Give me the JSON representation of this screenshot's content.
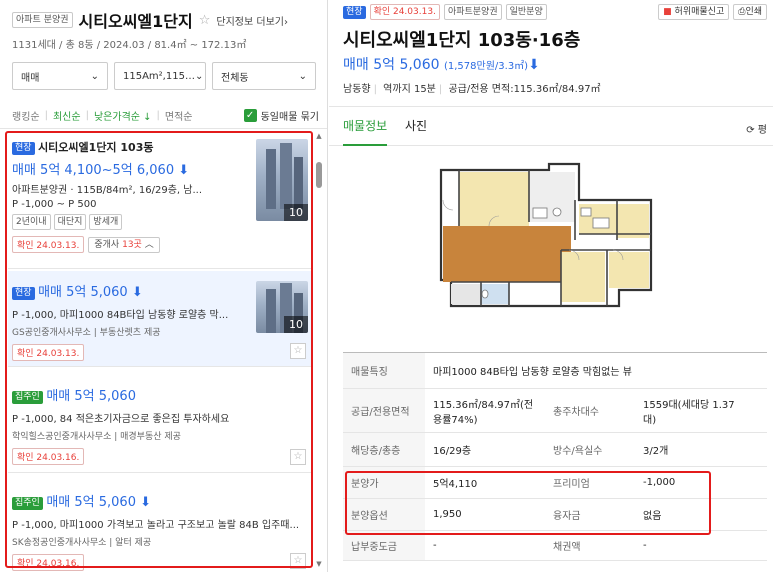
{
  "left": {
    "header": {
      "tag": "아파트 분양권",
      "title": "시티오씨엘1단지",
      "star": "☆",
      "more": "단지정보 더보기",
      "more_arrow": "›",
      "sub": "1131세대 / 총 8동 / 2024.03 / 81.4㎡ ~ 172.13㎡"
    },
    "filters": {
      "trade": "매매",
      "area": "115Am²,115…",
      "dong": "전체동",
      "chevron": "⌄"
    },
    "sort": {
      "items": [
        "랭킹순",
        "최신순",
        "낮은가격순 ↓",
        "면적순"
      ],
      "same_listing": "동일매물 묶기"
    },
    "items": [
      {
        "badge": "현장",
        "title": "시티오씨엘1단지 103동",
        "price": "매매 5억 4,100~5억 6,060",
        "arrow": "⬇",
        "desc": "아파트분양권 · 115B/84m², 16/29층, 남...",
        "premium": "P -1,000 ~ P 500",
        "tags": [
          "2년이내",
          "대단지",
          "방세개"
        ],
        "confirm": "확인 24.03.13.",
        "agents_label": "중개사",
        "agents_count": "13곳",
        "agents_chevron": "︿",
        "photo_count": "10"
      },
      {
        "badge": "현장",
        "price": "매매 5억 5,060",
        "arrow": "⬇",
        "desc": "P -1,000, 마피1000 84B타입 남동향 로얄층 막...",
        "agent": "GS공인중개사사무소 | 부동산렛츠 제공",
        "confirm": "확인 24.03.13.",
        "photo_count": "10"
      },
      {
        "badge": "집주인",
        "price": "매매 5억 5,060",
        "desc": "P -1,000, 84 적은초기자금으로 좋은집 투자하세요",
        "agent": "학익힐스공인중개사사무소 | 매경부동산 제공",
        "confirm": "확인 24.03.16."
      },
      {
        "badge": "집주인",
        "price": "매매 5억 5,060",
        "arrow": "⬇",
        "desc": "P -1,000, 마피1000 가격보고 놀라고 구조보고 놀랄 84B 입주때...",
        "agent": "SK송정공인중개사사무소 | 알터 제공",
        "confirm": "확인 24.03.16."
      }
    ]
  },
  "right": {
    "tags": [
      "현장",
      "확인 24.03.13.",
      "아파트분양권",
      "일반분양"
    ],
    "report_btn": "허위매물신고",
    "print_btn": "인쇄",
    "title": "시티오씨엘1단지 103동·16층",
    "price": "매매 5억 5,060",
    "unit_price": "(1,578만원/3.3㎡)",
    "arrow": "⬇",
    "info": [
      "남동향",
      "역까지 15분",
      "공급/전용 면적:115.36㎡/84.97㎡"
    ],
    "tabs": [
      "매물정보",
      "사진"
    ],
    "refresh": "⟳ 평",
    "table": {
      "feature_label": "매물특징",
      "feature": "마피1000 84B타입 남동향 로얄층 막힘없는 뷰",
      "area_label": "공급/전용면적",
      "area": "115.36㎡/84.97㎡(전용률74%)",
      "parking_label": "총주차대수",
      "parking": "1559대(세대당 1.37대)",
      "floor_label": "해당층/총층",
      "floor": "16/29층",
      "rooms_label": "방수/욕실수",
      "rooms": "3/2개",
      "sale_label": "분양가",
      "sale": "5억4,110",
      "premium_label": "프리미엄",
      "premium": "-1,000",
      "option_label": "분양옵션",
      "option": "1,950",
      "loan_label": "융자금",
      "loan": "없음",
      "paid_label": "납부중도금",
      "paid": "-",
      "bond_label": "채권액",
      "bond": "-"
    }
  },
  "colors": {
    "accent_blue": "#2a6ae0",
    "accent_green": "#2a9d3a",
    "highlight_red": "#e31b1b"
  }
}
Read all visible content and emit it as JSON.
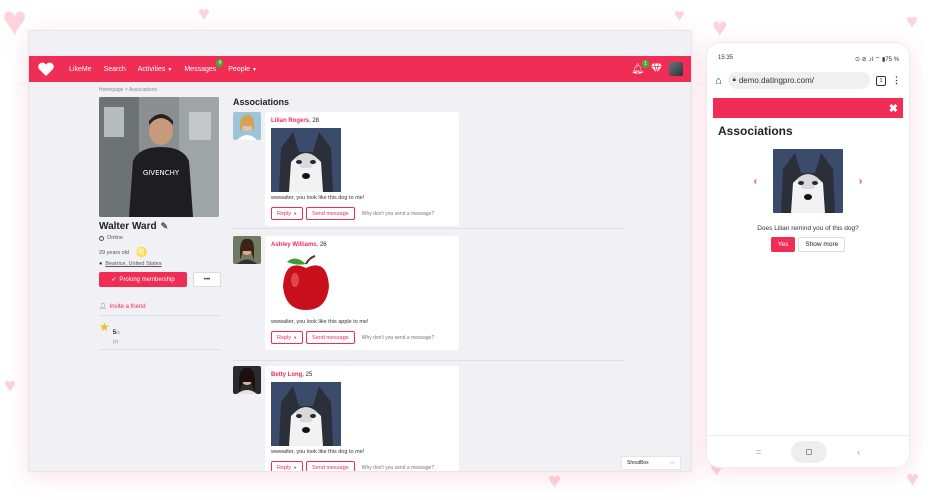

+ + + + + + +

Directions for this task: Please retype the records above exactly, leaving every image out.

Written solution:
Give me the JSON representation of this screenshot's content.
{
  "left": {
    "header": {
      "tag": "아파트 분양권",
      "title": "시티오씨엘1단지",
      "star": "☆",
      "more": "단지정보 더보기",
      "more_arrow": "›",
      "sub": "1131세대 / 총 8동 / 2024.03 / 81.4㎡ ~ 172.13㎡"
    },
    "filters": {
      "trade": "매매",
      "area": "115Am²,115…",
      "dong": "전체동",
      "chevron": "⌄"
    },
    "sort": {
      "items": [
        "랭킹순",
        "최신순",
        "낮은가격순 ↓",
        "면적순"
      ],
      "same_listing": "동일매물 묶기"
    },
    "items": [
      {
        "badge": "현장",
        "title": "시티오씨엘1단지 103동",
        "price": "매매 5억 4,100~5억 6,060",
        "arrow": "⬇",
        "desc": "아파트분양권 · 115B/84m², 16/29층, 남...",
        "premium": "P -1,000 ~ P 500",
        "tags": [
          "2년이내",
          "대단지",
          "방세개"
        ],
        "confirm": "확인 24.03.13.",
        "agents_label": "중개사",
        "agents_count": "13곳",
        "agents_chevron": "︿",
        "photo_count": "10"
      },
      {
        "badge": "현장",
        "price": "매매 5억 5,060",
        "arrow": "⬇",
        "desc": "P -1,000, 마피1000 84B타입 남동향 로얄층 막...",
        "agent": "GS공인중개사사무소 | 부동산렛츠 제공",
        "confirm": "확인 24.03.13.",
        "photo_count": "10"
      },
      {
        "badge": "집주인",
        "price": "매매 5억 5,060",
        "desc": "P -1,000, 84 적은초기자금으로 좋은집 투자하세요",
        "agent": "학익힐스공인중개사사무소 | 매경부동산 제공",
        "confirm": "확인 24.03.16."
      },
      {
        "badge": "집주인",
        "price": "매매 5억 5,060",
        "arrow": "⬇",
        "desc": "P -1,000, 마피1000 가격보고 놀라고 구조보고 놀랄 84B 입주때...",
        "agent": "SK송정공인중개사사무소 | 알터 제공",
        "confirm": "확인 24.03.16."
      }
    ]
  },
  "right": {
    "tags": [
      "현장",
      "확인 24.03.13.",
      "아파트분양권",
      "일반분양"
    ],
    "report_btn": "허위매물신고",
    "print_btn": "인쇄",
    "title": "시티오씨엘1단지 103동·16층",
    "price": "매매 5억 5,060",
    "unit_price": "(1,578만원/3.3㎡)",
    "arrow": "⬇",
    "info": [
      "남동향",
      "역까지 15분",
      "공급/전용 면적:115.36㎡/84.97㎡"
    ],
    "tabs": [
      "매물정보",
      "사진"
    ],
    "refresh": "⟳ 평",
    "table": {
      "feature_label": "매물특징",
      "feature": "마피1000 84B타입 남동향 로얄층 막힘없는 뷰",
      "area_label": "공급/전용면적",
      "area": "115.36㎡/84.97㎡(전용률74%)",
      "parking_label": "총주차대수",
      "parking": "1559대(세대당 1.37대)",
      "floor_label": "해당층/총층",
      "floor": "16/29층",
      "rooms_label": "방수/욕실수",
      "rooms": "3/2개",
      "sale_label": "분양가",
      "sale": "5억4,110",
      "premium_label": "프리미엄",
      "premium": "-1,000",
      "option_label": "분양옵션",
      "option": "1,950",
      "loan_label": "융자금",
      "loan": "없음",
      "paid_label": "납부중도금",
      "paid": "-",
      "bond_label": "채권액",
      "bond": "-"
    }
  },
  "colors": {
    "accent_blue": "#2a6ae0",
    "accent_green": "#2a9d3a",
    "highlight_red": "#e31b1b"
  }
}
Read all visible content and emit it as JSON.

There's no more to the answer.